_WHAT YOU NEED TO DO_: The entries follow. Copy every line in which "this" appears.

LISTED ENTRIES START

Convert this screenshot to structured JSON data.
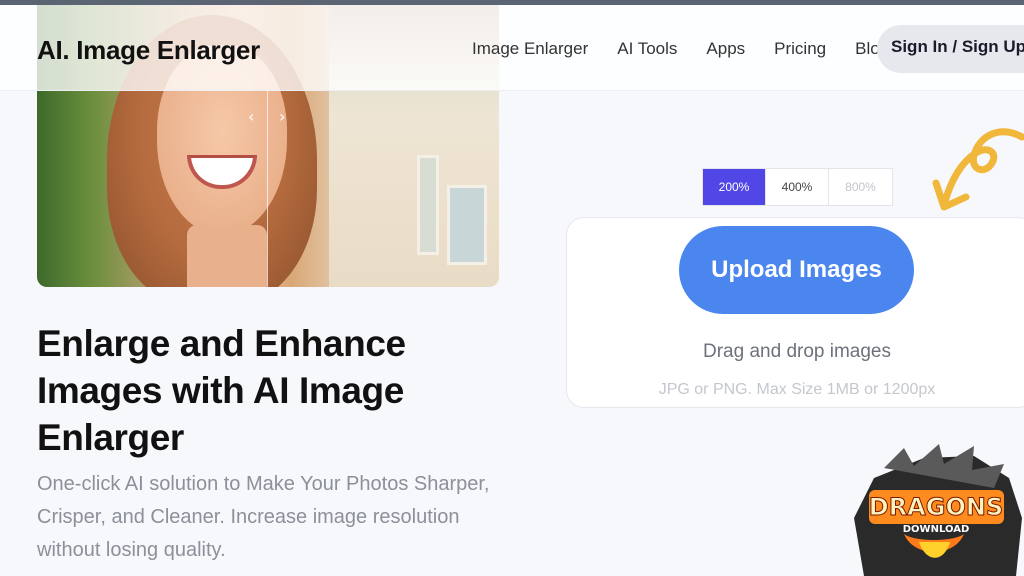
{
  "brand": "AI. Image Enlarger",
  "nav": {
    "links": [
      "Image Enlarger",
      "AI Tools",
      "Apps",
      "Pricing",
      "Blog"
    ],
    "signin": "Sign In / Sign Up"
  },
  "hero": {
    "headline": "Enlarge and Enhance Images with AI Image Enlarger",
    "subtext": "One-click AI solution to Make Your Photos Sharper, Crisper, and Cleaner. Increase image resolution without losing quality."
  },
  "scales": {
    "options": [
      "200%",
      "400%",
      "800%"
    ],
    "selected": "200%"
  },
  "upload": {
    "button": "Upload Images",
    "drag_text": "Drag and drop images",
    "limits": "JPG or PNG. Max Size 1MB or 1200px"
  },
  "watermark": {
    "line1": "DRAGONS",
    "line2": "DOWNLOAD"
  },
  "colors": {
    "accent": "#5147e6",
    "upload_button": "#4a86ee",
    "arrow": "#f0b73a"
  }
}
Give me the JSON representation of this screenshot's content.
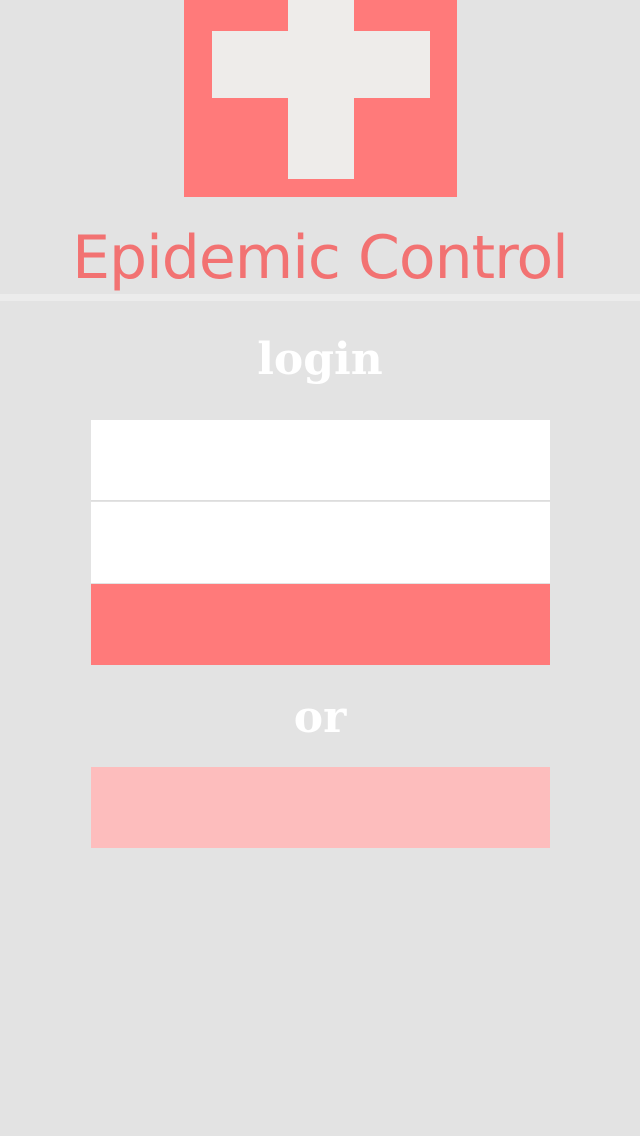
{
  "app": {
    "title": "Epidemic Control",
    "logo_icon": "medical-cross-icon",
    "brand_color": "#ff7a7a",
    "title_color": "#f27272",
    "background_color": "#e3e3e3"
  },
  "login": {
    "heading": "login",
    "field_1": {
      "value": "",
      "placeholder": ""
    },
    "field_2": {
      "value": "",
      "placeholder": ""
    },
    "submit_label": "",
    "submit_color": "#ff7a7a"
  },
  "separator": {
    "text": "or"
  },
  "alternate": {
    "button_label": "",
    "button_color": "#fdbdbd"
  }
}
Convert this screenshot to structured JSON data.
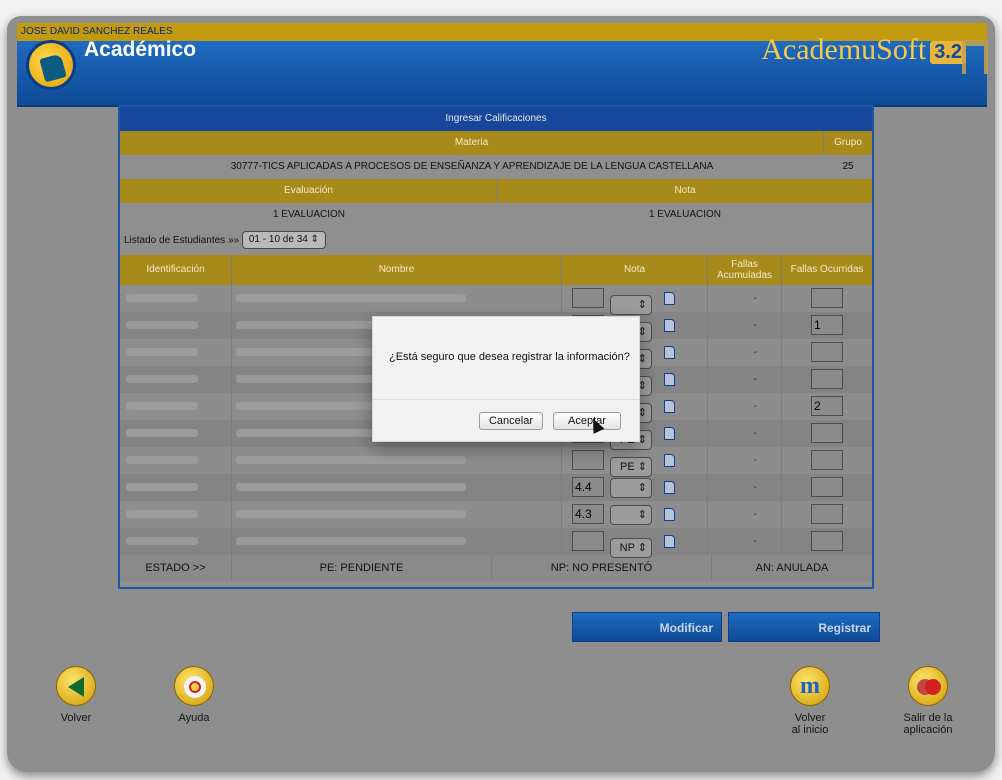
{
  "user": {
    "name": "JOSE DAVID SANCHEZ REALES"
  },
  "header": {
    "app_title": "Académico",
    "brand": "AcademuSoft",
    "version": "3.2"
  },
  "panel": {
    "title": "Ingresar Calificaciones",
    "materia_label": "Materia",
    "grupo_label": "Grupo",
    "materia_value": "30777-TICS APLICADAS A PROCESOS DE ENSEÑANZA Y APRENDIZAJE DE LA LENGUA CASTELLANA",
    "grupo_value": "25",
    "evaluacion_label": "Evaluación",
    "nota_label": "Nota",
    "evaluacion_value": "1 EVALUACION",
    "nota_value": "1 EVALUACION",
    "listado_label": "Listado de Estudiantes »»",
    "listado_selected": "01 - 10 de 34"
  },
  "table": {
    "headers": {
      "identificacion": "Identificación",
      "nombre": "Nombre",
      "nota": "Nota",
      "fallas_acumuladas": "Fallas Acumuladas",
      "fallas_ocurridas": "Fallas Ocurridas"
    },
    "rows": [
      {
        "id": "CC - 32602399",
        "name": "AFRICANO DE LA HOZ ...",
        "nota": "",
        "sel": "",
        "fa": "-",
        "fo": ""
      },
      {
        "id": "CC - 1048726901",
        "name": "AMADOR CAMACHO ...",
        "nota": "",
        "sel": "",
        "fa": "-",
        "fo": "1"
      },
      {
        "id": "CC - 1143249106",
        "name": "ARRIETA MOLINA JULIE ...",
        "nota": "",
        "sel": "",
        "fa": "-",
        "fo": ""
      },
      {
        "id": "CC - 1066049993",
        "name": "BARRIOS RODRIGUEZ ...",
        "nota": "",
        "sel": "",
        "fa": "-",
        "fo": ""
      },
      {
        "id": "CC - 32903277",
        "name": "BLANCO ORTEGA KARY ...",
        "nota": "",
        "sel": "",
        "fa": "-",
        "fo": "2"
      },
      {
        "id": "CC - 1129497133",
        "name": "BOLIVAR ARIZA JORGE LUIS",
        "nota": "",
        "sel": "PE",
        "fa": "-",
        "fo": ""
      },
      {
        "id": "CC - 1082977104",
        "name": "CANTILLO MARTINEZ KAREN YERINA",
        "nota": "",
        "sel": "PE",
        "fa": "-",
        "fo": ""
      },
      {
        "id": "CC - 1044422875",
        "name": "CERVANTES FISCHER ESTRELLA SOFIA",
        "nota": "4.4",
        "sel": "",
        "fa": "-",
        "fo": ""
      },
      {
        "id": "CC - 1143828072",
        "name": "COHEN BADILLO ANGELICA MARIA",
        "nota": "4.3",
        "sel": "",
        "fa": "-",
        "fo": ""
      },
      {
        "id": "CC - 1063081086",
        "name": "CORDERO ESPITIA KEYLA PATRICIA",
        "nota": "",
        "sel": "NP",
        "fa": "-",
        "fo": ""
      }
    ]
  },
  "status": {
    "estado": "ESTADO >>",
    "pe": "PE: PENDIENTE",
    "np": "NP: NO PRESENTÓ",
    "an": "AN: ANULADA"
  },
  "actions": {
    "modificar": "Modificar",
    "registrar": "Registrar"
  },
  "nav": {
    "volver": "Volver",
    "ayuda": "Ayuda",
    "volver_inicio_1": "Volver",
    "volver_inicio_2": "al inicio",
    "salir_1": "Salir de la",
    "salir_2": "aplicación"
  },
  "modal": {
    "message": "¿Está seguro que desea registrar la información?",
    "cancel": "Cancelar",
    "accept": "Aceptar"
  }
}
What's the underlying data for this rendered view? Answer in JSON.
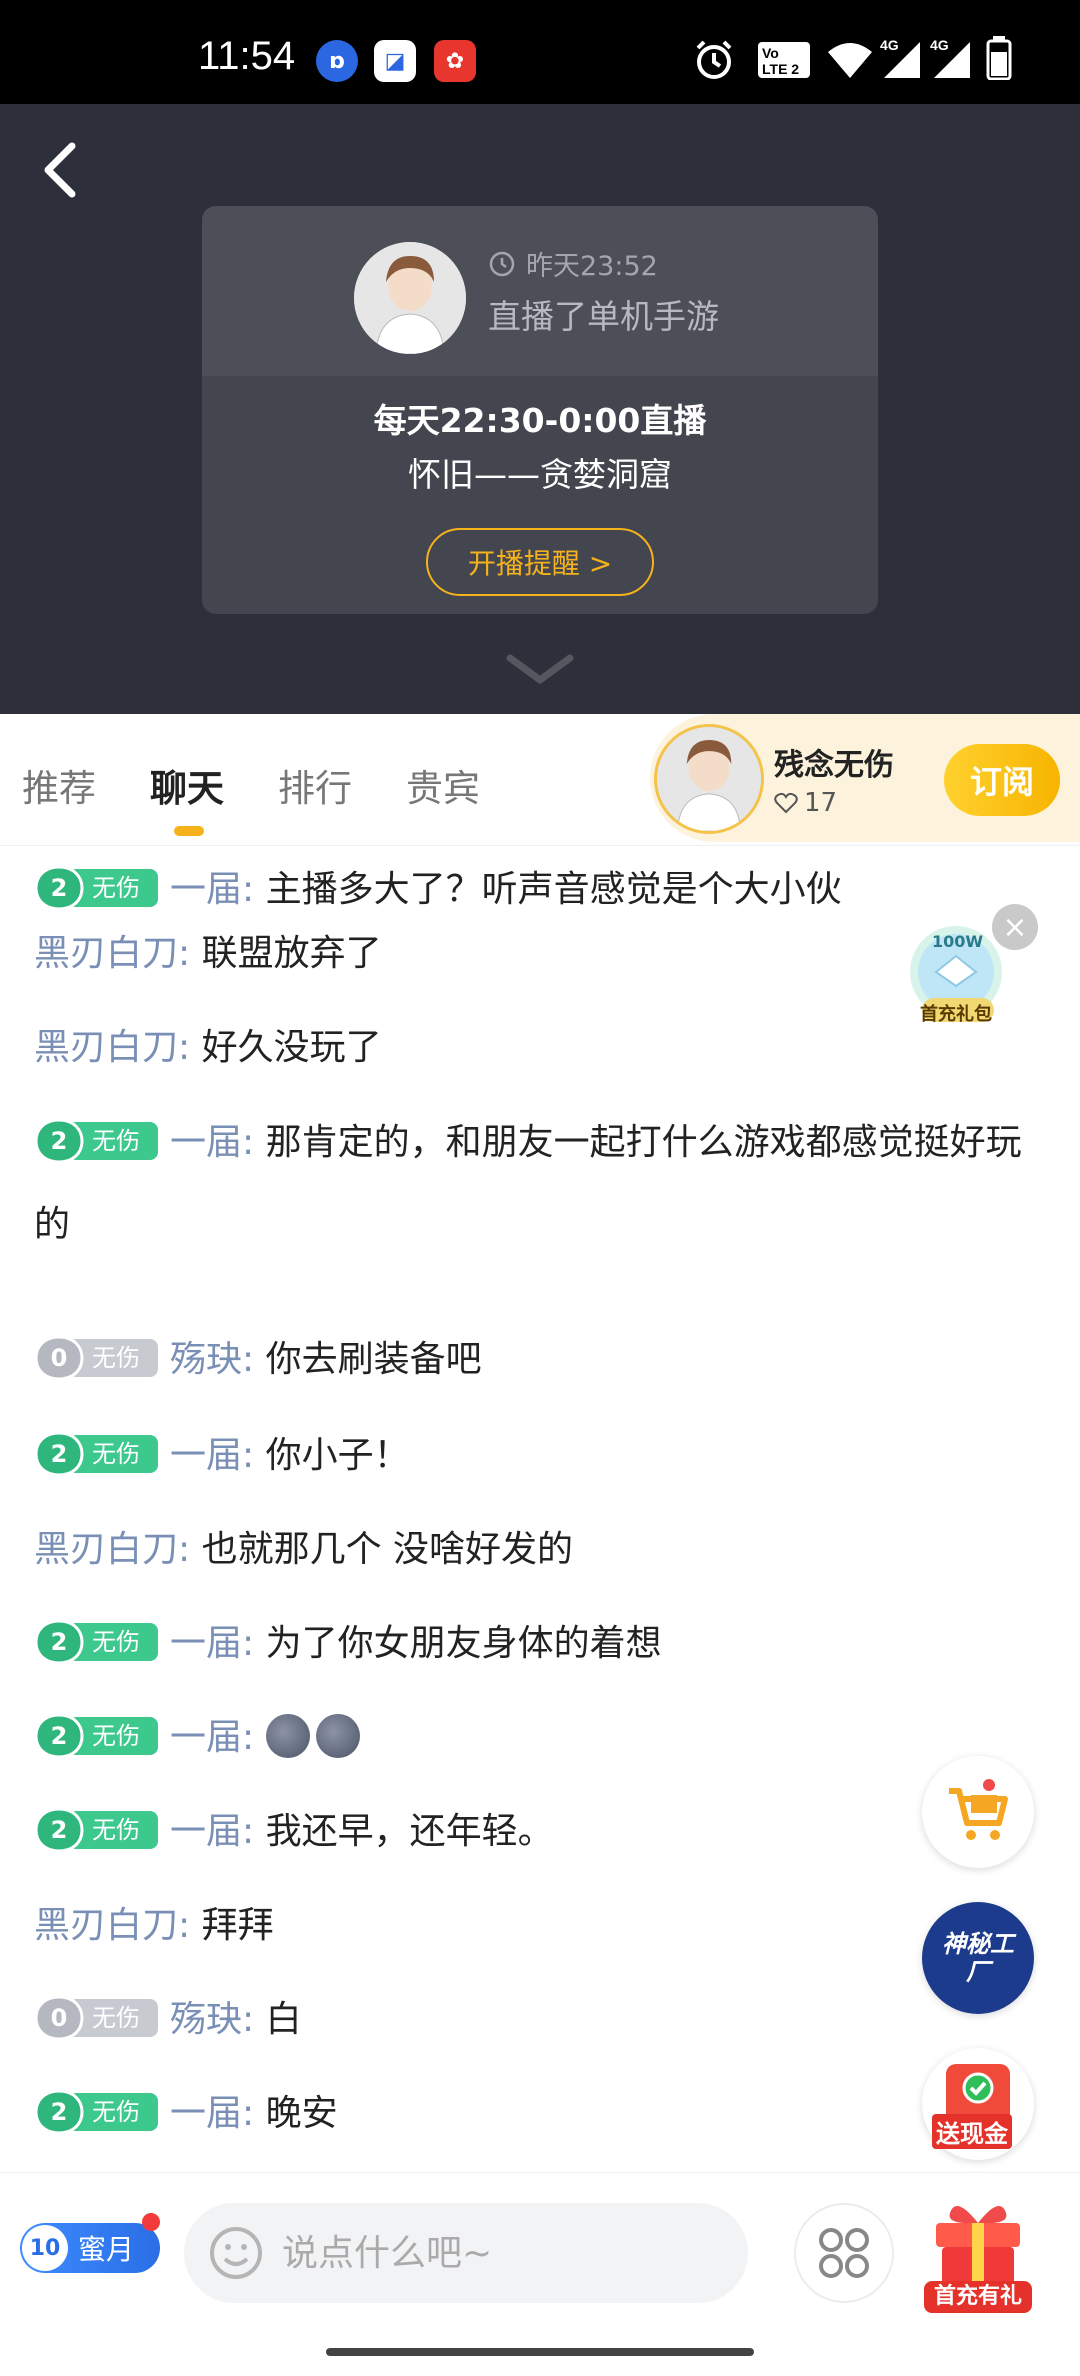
{
  "status_bar": {
    "time": "11:54",
    "icons": [
      "alarm-icon",
      "volte-icon",
      "wifi-icon",
      "signal-4g-icon",
      "signal-4g-icon",
      "battery-icon"
    ],
    "apps": [
      "baidu-app-icon",
      "box-app-icon",
      "red-app-icon"
    ]
  },
  "header": {
    "back_icon": "chevron-left-icon",
    "card": {
      "time": "昨天23:52",
      "desc": "直播了单机手游",
      "schedule": "每天22:30-0:00直播",
      "subtitle": "怀旧——贪婪洞窟",
      "remind_label": "开播提醒 >"
    }
  },
  "tabs": [
    "推荐",
    "聊天",
    "排行",
    "贵宾"
  ],
  "active_tab": 1,
  "anchor": {
    "name": "残念无伤",
    "likes": "17",
    "subscribe_label": "订阅"
  },
  "chat": [
    {
      "badge": {
        "level": "2",
        "label": "无伤",
        "style": "green"
      },
      "nick": "一届",
      "sep": ":",
      "text": "主播多大了？听声音感觉是个大小伙"
    },
    {
      "badge": null,
      "nick": "黑刃白刀",
      "sep": ":",
      "text": "联盟放弃了"
    },
    {
      "badge": null,
      "nick": "黑刃白刀",
      "sep": ":",
      "text": "好久没玩了"
    },
    {
      "badge": {
        "level": "2",
        "label": "无伤",
        "style": "green"
      },
      "nick": "一届",
      "sep": ":",
      "text": "那肯定的，和朋友一起打什么游戏都感觉挺好玩的"
    },
    {
      "badge": {
        "level": "0",
        "label": "无伤",
        "style": "gray"
      },
      "nick": "殇玦",
      "sep": ":",
      "text": "你去刷装备吧"
    },
    {
      "badge": {
        "level": "2",
        "label": "无伤",
        "style": "green"
      },
      "nick": "一届",
      "sep": ":",
      "text": "你小子！"
    },
    {
      "badge": null,
      "nick": "黑刃白刀",
      "sep": ":",
      "text": "也就那几个  没啥好发的"
    },
    {
      "badge": {
        "level": "2",
        "label": "无伤",
        "style": "green"
      },
      "nick": "一届",
      "sep": ":",
      "text": "为了你女朋友身体的着想"
    },
    {
      "badge": {
        "level": "2",
        "label": "无伤",
        "style": "green"
      },
      "nick": "一届",
      "sep": ":",
      "text": "",
      "emoji": [
        "moon-face-icon",
        "moon-face-icon"
      ]
    },
    {
      "badge": {
        "level": "2",
        "label": "无伤",
        "style": "green"
      },
      "nick": "一届",
      "sep": ":",
      "text": "我还早，还年轻。"
    },
    {
      "badge": null,
      "nick": "黑刃白刀",
      "sep": ":",
      "text": "拜拜"
    },
    {
      "badge": {
        "level": "0",
        "label": "无伤",
        "style": "gray"
      },
      "nick": "殇玦",
      "sep": ":",
      "text": "白"
    },
    {
      "badge": {
        "level": "2",
        "label": "无伤",
        "style": "green"
      },
      "nick": "一届",
      "sep": ":",
      "text": "晚安"
    }
  ],
  "floating": {
    "gift_pack_top": "100W",
    "gift_pack_label": "首充礼包",
    "cart_icon": "shopping-cart-icon",
    "mystery_label": "神秘工厂",
    "cash_label": "送现金"
  },
  "bottom": {
    "honey_level": "10",
    "honey_label": "蜜月",
    "input_placeholder": "说点什么吧~",
    "more_icon": "grid-icon",
    "gift_label": "首充有礼"
  },
  "colors": {
    "accent": "#f5b21b",
    "nick": "#7a8fb6",
    "badge_green": "#3dc88e",
    "badge_gray": "#c7cad1",
    "hero_bg": "#2d2f3a"
  }
}
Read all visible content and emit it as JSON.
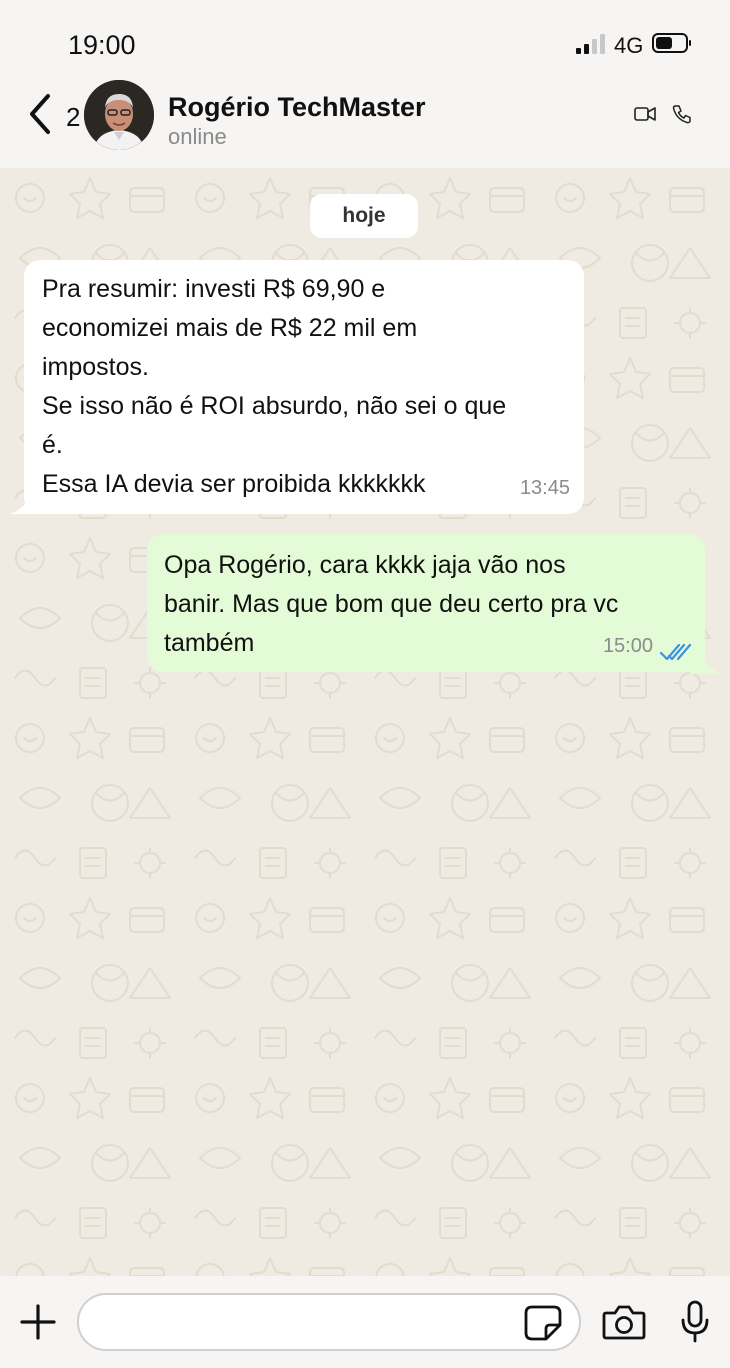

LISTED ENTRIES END

_WRITTEN SOLUTION_:
Convert this screenshot to structured JSON data.
Give me the JSON representation of this screenshot's content.
Convert this screenshot to structured JSON data.
What's the underlying data for this rendered view? Answer in JSON.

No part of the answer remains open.